◆ EXERCISE BRIEF: Leaving out all pictures, repeat exactly the lines from the one that holds "Transcribe this image's" to the last line of the entries below.

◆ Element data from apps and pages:
<<<<

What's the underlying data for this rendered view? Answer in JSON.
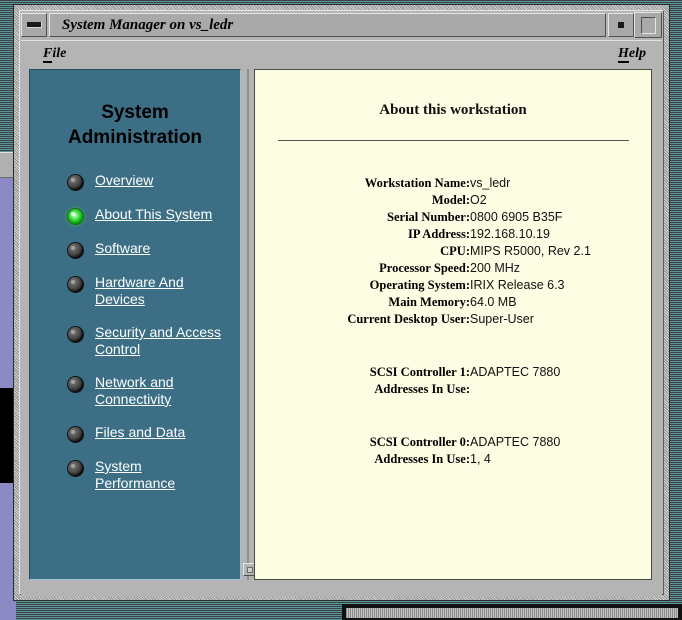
{
  "window": {
    "title": "System Manager on vs_ledr",
    "menu_button_icon": "window-menu-icon",
    "minimize_icon": "minimize-icon",
    "maximize_icon": "maximize-icon"
  },
  "menubar": {
    "file": {
      "mnemonic": "F",
      "rest": "ile"
    },
    "help": {
      "mnemonic": "H",
      "rest": "elp"
    }
  },
  "sidebar": {
    "title_line1": "System",
    "title_line2": "Administration",
    "items": [
      {
        "label": "Overview",
        "active": false,
        "bullet_icon": "gear-bullet-icon"
      },
      {
        "label": "About This System",
        "active": true,
        "bullet_icon": "gear-bullet-icon-active"
      },
      {
        "label": "Software",
        "active": false,
        "bullet_icon": "gear-bullet-icon"
      },
      {
        "label": "Hardware And Devices",
        "active": false,
        "bullet_icon": "gear-bullet-icon"
      },
      {
        "label": "Security and Access Control",
        "active": false,
        "bullet_icon": "gear-bullet-icon"
      },
      {
        "label": "Network and Connectivity",
        "active": false,
        "bullet_icon": "gear-bullet-icon"
      },
      {
        "label": "Files and Data",
        "active": false,
        "bullet_icon": "gear-bullet-icon"
      },
      {
        "label": "System Performance",
        "active": false,
        "bullet_icon": "gear-bullet-icon"
      }
    ]
  },
  "content": {
    "heading": "About this workstation",
    "rows": [
      {
        "label": "Workstation Name:",
        "value": "vs_ledr"
      },
      {
        "label": "Model:",
        "value": "O2"
      },
      {
        "label": "Serial Number:",
        "value": "0800 6905 B35F"
      },
      {
        "label": "IP Address:",
        "value": "192.168.10.19"
      },
      {
        "label": "CPU:",
        "value": "MIPS R5000, Rev 2.1"
      },
      {
        "label": "Processor Speed:",
        "value": "200 MHz"
      },
      {
        "label": "Operating System:",
        "value": "IRIX Release 6.3"
      },
      {
        "label": "Main Memory:",
        "value": "64.0 MB"
      },
      {
        "label": "Current Desktop User:",
        "value": "Super-User"
      },
      {
        "spacer": true
      },
      {
        "label": "SCSI Controller 1:",
        "value": "ADAPTEC 7880"
      },
      {
        "label": "Addresses In Use:",
        "value": ""
      },
      {
        "spacer": true
      },
      {
        "label": "SCSI Controller 0:",
        "value": "ADAPTEC 7880"
      },
      {
        "label": "Addresses In Use:",
        "value": "1, 4"
      }
    ]
  },
  "colors": {
    "sidebar_bg": "#3c6f85",
    "content_bg": "#fdfde3",
    "window_chrome": "#b4b4b4",
    "active_bullet": "#2ecc2e",
    "desktop": "#4a4a52"
  },
  "splitter": {
    "handle_icon": "resize-handle-icon"
  }
}
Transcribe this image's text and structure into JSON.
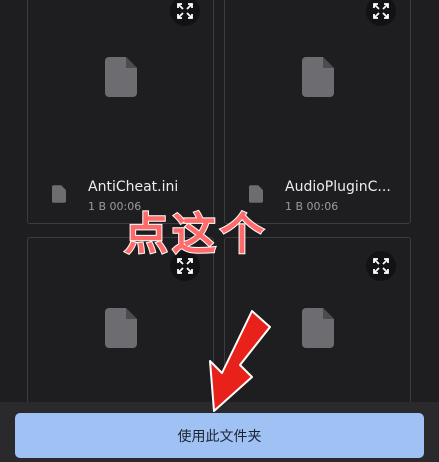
{
  "files": [
    {
      "name": "AntiCheat.ini",
      "meta": "1 B 00:06"
    },
    {
      "name": "AudioPluginC...",
      "meta": "1 B 00:06"
    }
  ],
  "icons": {
    "file": "file-icon",
    "expand": "expand-icon"
  },
  "bottom": {
    "use_folder_label": "使用此文件夹"
  },
  "annotation": {
    "text": "点这个",
    "text_color": "#ff6b6b",
    "arrow_color": "#e8211b"
  },
  "colors": {
    "background": "#1e1e20",
    "button": "#9fc1f4"
  }
}
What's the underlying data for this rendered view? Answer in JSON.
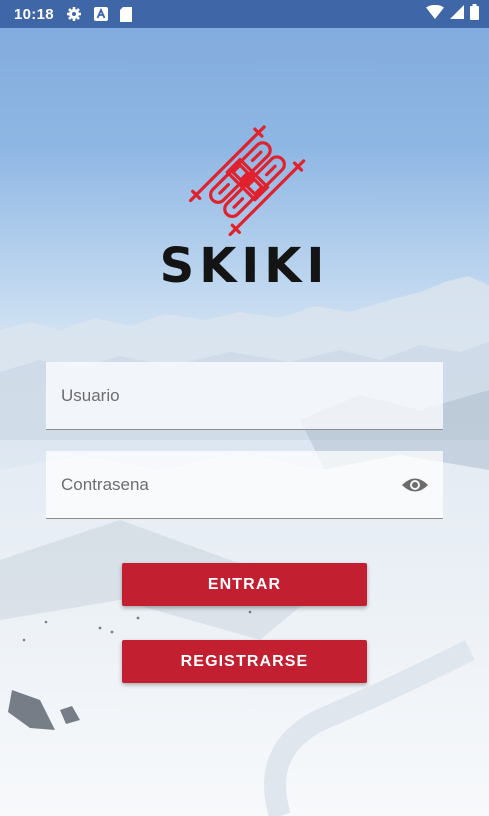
{
  "status_bar": {
    "time": "10:18",
    "left_icons": [
      "settings-icon",
      "a-badge-icon",
      "sd-card-icon"
    ],
    "right_icons": [
      "wifi-icon",
      "signal-icon",
      "battery-icon"
    ]
  },
  "brand": {
    "logo_icon": "skis-and-poles-icon",
    "name": "SKIKI"
  },
  "login_form": {
    "username_placeholder": "Usuario",
    "password_placeholder": "Contrasena",
    "password_toggle_icon": "eye-icon"
  },
  "buttons": {
    "login_label": "ENTRAR",
    "register_label": "REGISTRARSE"
  },
  "colors": {
    "status_bar": "#3f67a8",
    "accent": "#c21f30",
    "logo": "#e0212e",
    "brand_text": "#141414"
  }
}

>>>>

◆ EXERCISE ANSWER:
Transcribe this image's text and structure into JSON.
{
  "files": [
    {
      "name": "AntiCheat.ini",
      "meta": "1 B 00:06"
    },
    {
      "name": "AudioPluginC...",
      "meta": "1 B 00:06"
    }
  ],
  "icons": {
    "file": "file-icon",
    "expand": "expand-icon"
  },
  "bottom": {
    "use_folder_label": "使用此文件夹"
  },
  "annotation": {
    "text": "点这个",
    "text_color": "#ff6b6b",
    "arrow_color": "#e8211b"
  },
  "colors": {
    "background": "#1e1e20",
    "button": "#9fc1f4"
  }
}
What's the underlying data for this rendered view? Answer in JSON.
{
  "status_bar": {
    "time": "10:18",
    "left_icons": [
      "settings-icon",
      "a-badge-icon",
      "sd-card-icon"
    ],
    "right_icons": [
      "wifi-icon",
      "signal-icon",
      "battery-icon"
    ]
  },
  "brand": {
    "logo_icon": "skis-and-poles-icon",
    "name": "SKIKI"
  },
  "login_form": {
    "username_placeholder": "Usuario",
    "password_placeholder": "Contrasena",
    "password_toggle_icon": "eye-icon"
  },
  "buttons": {
    "login_label": "ENTRAR",
    "register_label": "REGISTRARSE"
  },
  "colors": {
    "status_bar": "#3f67a8",
    "accent": "#c21f30",
    "logo": "#e0212e",
    "brand_text": "#141414"
  }
}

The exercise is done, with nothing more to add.